The historian of Warwickshire has given us “the ground-plot of Kenilworth Castle as it was in 1640. By this we may trace the pool and the pleasance; the inner court, the base court, and the tilt-yard ; Cæsar's Tower and Mortimer's Tower; King Henry's Lodgings and Leicester's Buildings; the Hall, the Presence Chamber, and the Privy Chamber. There was an old fresco painting, too, upon a wall at Newnham Padox, which was copied in 1716, and is held to represent the castle in the time of James I. Without these aids Kenilworth would only appear to us a mysterious mass of ruined gigantic walls ; deep cavities whose uses are unknown; arched doorways, separated from the chambers to which they led; narrow staircases, suddenly opening into magnificent recesses, with their oriels looking over corn-field and pasture; a hall with its lofty windows and its massive chimneypieces still entire, but without roof or flooring; mounds of earth in the midst of walled chambers, and the hawthorn growing where the dais stood. The desolation would probably have gone on for another century ; the stones of Kenilworth would still have mended roads, and been built into the cowshed and the cottage, till the ploughshare had been carried over the grassy courts; had not, some twenty-five years ago, a man of middle age, with a lofty forehead and a keen grey eye, slightly lame but withal active, entered its gatehouse, and, having looked upon the only bit of carving left to tell something of interior magnificence, passed into those ruins, and stood there silent for some two hours.* Then was the ruined place henceforward to be sanctified. The progress of desolation was to be arrested. The torch of genius again lighted up “every room so spacious,” and they were for ever after to be associated with the recollections of their ancient splendour. There were to be visions of sorrow and suffering there too; woman's weakness, man's treachery. And now Kenilworth is worthily a place which is visited from all lands. The solitary artist sits on the stone seat of the great bay-window, and sketches the hall where he fancies Elizabeth banqueting. A knot of young antiquarians, ascending a narrow

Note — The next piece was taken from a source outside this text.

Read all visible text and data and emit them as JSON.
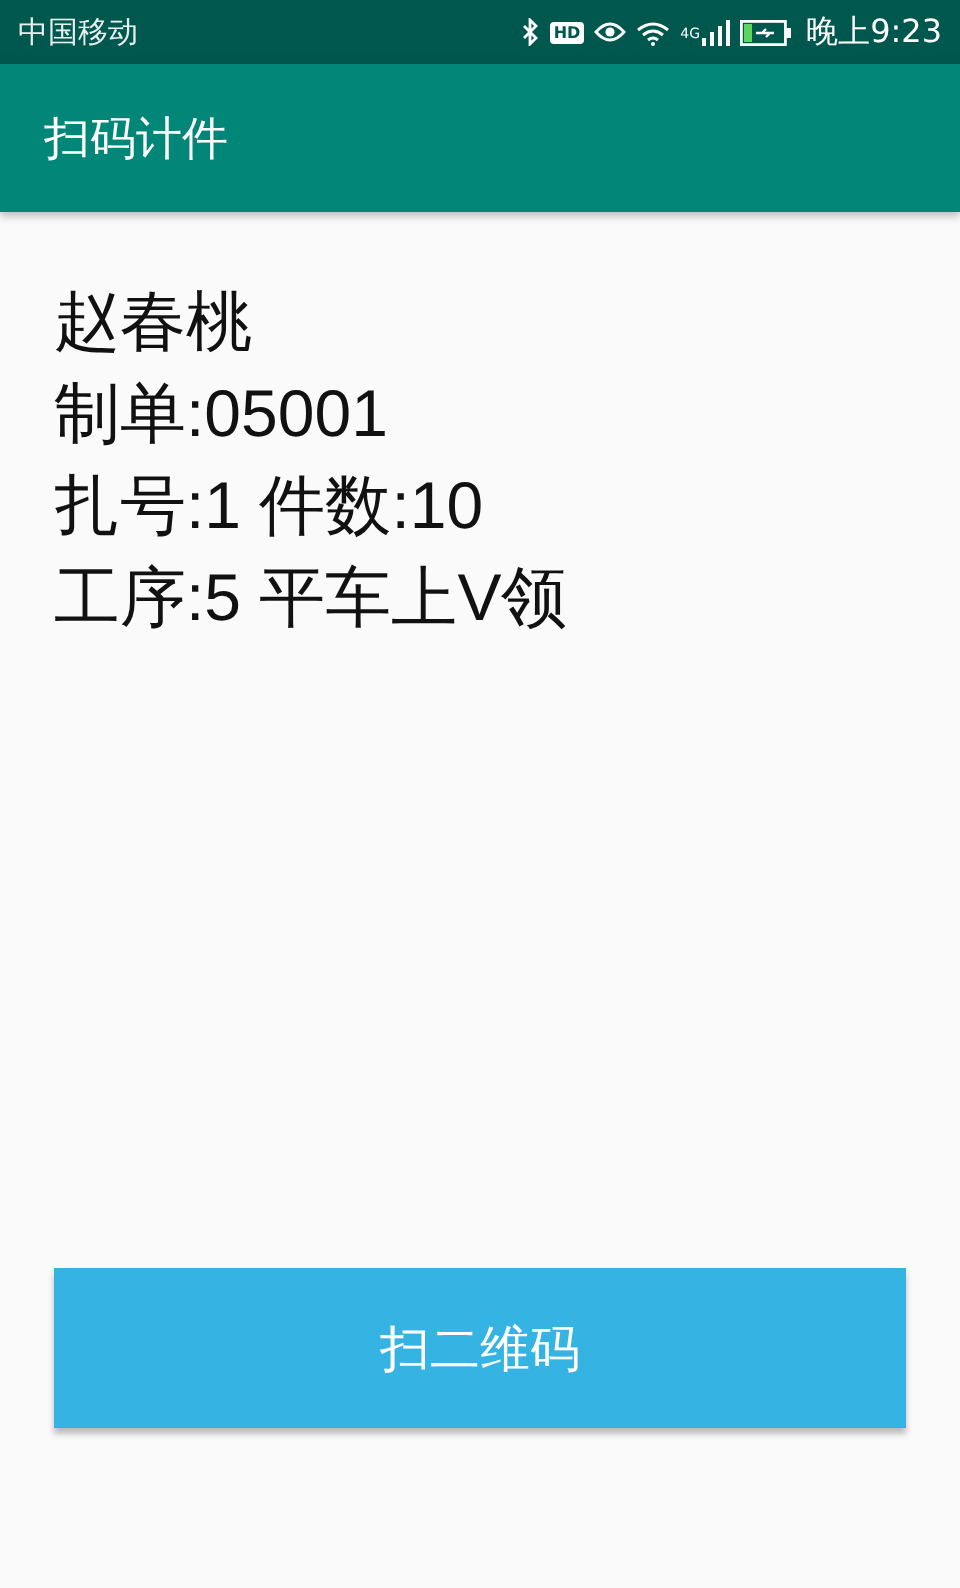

* A few years ago there was a venerable and intelligent farmer, Mr. Bonington, living in the Gatehouse at Kenilworth. He remembered Scott's visit, although he knew not at the time of the visit who he was; and the frank manners and keen inquiries of the great novelist left an impression upon him which he described to us. The old man is dead.
staircase, would identify the turret as that in which Amy Robsart took refuge. Happy children run up and down the grassy slopes, and wonder who made so pretty a ruin. The contemplative man rejoices that the ever-vivifying power of nature throws its green mantle over what would be ugly in decay; and that, in the same way, the poetical power invests the desolate places with life and beauty, and, when the material creations of ambition lie perishing, builds them up again, not to be again destroyed.